It is October 15th. Exactly two years ago, we announced we were expecting our rainbow baby. For those of you that do not know, a rainbow baby is a child that is born after a loss — the rainbow after the storm. Today is also pregnancy and infant loss remembrance day, at 7 pm tonight, people all over the world will light a candle to remember the babies they lost; causing a wave of light. It really is quite beautiful, but something I would have never known about would I not have been part of this club. The one no one ever wants to be a part of, but the one that 1 in 4 women are. The club whose members mostly suffer alone, because even though it is 2019, there is still a stigma around pregnancy loss, and since going through it myself (times three..) I can honestly say that you really don’t know what its like until it happens to you.
I am one of the lucky ones, I am part of the statistic where more than half of women who suffer recurrent losses go on to have a child, and because of all the hardships we’ve gone through, I never take my son for granted. He truly is my miracle, the one that stuck and held on through all my complications. But even though I’m lucky to have him, that doesn’t mean I don’t still struggle with the fact that I lost three pregnancies. Three times of double lines on the test, of telling our parents, of planning for these babies. Not knowing if I can give my son a sibling, even though I told him 6 months ago he was going to be a big brother, because he was, until he wasn’t.
The things that most people don’t realize (unless you’re going through it yourself)
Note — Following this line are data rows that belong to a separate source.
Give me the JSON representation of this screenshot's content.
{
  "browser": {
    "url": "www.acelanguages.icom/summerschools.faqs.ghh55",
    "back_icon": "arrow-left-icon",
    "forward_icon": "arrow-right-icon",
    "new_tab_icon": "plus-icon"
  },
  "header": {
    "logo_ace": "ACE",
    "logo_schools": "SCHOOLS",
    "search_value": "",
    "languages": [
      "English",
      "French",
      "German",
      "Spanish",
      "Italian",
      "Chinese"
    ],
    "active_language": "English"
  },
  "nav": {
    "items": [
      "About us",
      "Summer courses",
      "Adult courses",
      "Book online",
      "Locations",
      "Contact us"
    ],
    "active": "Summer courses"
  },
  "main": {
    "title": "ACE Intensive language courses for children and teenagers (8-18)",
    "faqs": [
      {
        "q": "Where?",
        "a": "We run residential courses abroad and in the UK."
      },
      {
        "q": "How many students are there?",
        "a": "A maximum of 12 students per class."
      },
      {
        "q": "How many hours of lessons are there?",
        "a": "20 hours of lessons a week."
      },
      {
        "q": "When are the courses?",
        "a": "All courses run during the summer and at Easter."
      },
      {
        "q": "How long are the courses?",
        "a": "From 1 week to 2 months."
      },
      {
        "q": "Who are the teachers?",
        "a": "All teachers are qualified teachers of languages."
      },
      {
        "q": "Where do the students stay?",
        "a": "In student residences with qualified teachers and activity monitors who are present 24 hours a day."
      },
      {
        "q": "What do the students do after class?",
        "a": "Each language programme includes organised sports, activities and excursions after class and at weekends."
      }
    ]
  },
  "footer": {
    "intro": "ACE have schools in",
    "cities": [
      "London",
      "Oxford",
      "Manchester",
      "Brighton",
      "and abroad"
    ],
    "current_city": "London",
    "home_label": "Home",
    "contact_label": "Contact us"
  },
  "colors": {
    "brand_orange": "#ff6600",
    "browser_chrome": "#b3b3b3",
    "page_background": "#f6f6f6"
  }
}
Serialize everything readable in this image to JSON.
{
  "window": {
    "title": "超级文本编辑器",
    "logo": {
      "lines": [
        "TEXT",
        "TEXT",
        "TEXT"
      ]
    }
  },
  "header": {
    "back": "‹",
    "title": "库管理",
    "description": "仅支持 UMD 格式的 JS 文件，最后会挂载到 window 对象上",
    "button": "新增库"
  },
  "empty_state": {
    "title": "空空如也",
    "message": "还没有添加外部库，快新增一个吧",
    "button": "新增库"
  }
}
Not many people ever talk about the aftermath, about the triggers. No one talks about how the pharmacist assistant gave me a judgy look and started to ask me questions about the “abortion pill” I had to take, trying to find out if it was indeed for an abortion. My body was so fiercely holding on to a baby who didn’t have a heartbeat anymore, that medical management was necessary for my own health and safety. I remember telling her that yes I was pregnant but no, the baby wasn’t alive anymore. I felt like I needed to defend myself — as if it wasn’t hard enough already. Nobody ever talks about how the medical forms you have to fill out from now on are triggering; Number of pregnancies vs Number of live births. (My stats are 4 vs 1 by the way).
And what is it about society, that when it comes to having children, everyone wants to know or weigh in? The most innocent questions can be triggering for those who are going or have gone through loss, or infertility. I remember getting asked if I wanted children when I just lost two. Of course I did, I just didn’t know if I could even have them, or how many more losses I could take before I decided it was enough.
Now that my son is a year and a half, people often ask me about having another one, most of the time I tell them the truth, which is that I’m not sure if we can. “We’ve had complications”, I tell them. When in reality, we were going to have a baby in two months. And there’s no guarantee that the next one will stay.
Even just hearing people “plan” their pregnancies, or getting pregnant without issues and exactly how they wanted can be triggering. I feel myself getting jealous, not because I want them to experience the same as me, I really wouldn’t wish that upon anyone. It is because I wish I could experience the same. But I know better. A pregnancy doesn’t necessarily mean I get to bring a baby home. In fact, for me, 3 of my pregnancies ended in incredible heartbreak, hormone fluctuations and the most intense physical and emotional pain I’ve ever experienced. Seeing those two lines on the stick doesn’t just mean joy for me, it also means next level anxiety.
I often wish I could go back to the girl I once knew, the carefree one. I lost her when I lost my babies, my future with them. Awful things happen, and not just once. Just because it happened once doesn’t mean it won’t happen again, and that became all too prominent for me on this journey.
So tonight, I will light three candles, and remember all what could have been.
And to whoever is reading this, please remember that everyone might be on a journey you know nothing about, and that even the most innocent questions of all, could be triggering to some of us.
And last but not least, to all the loss mama’s out there, even though it might feel like it sometimes; you are not alone.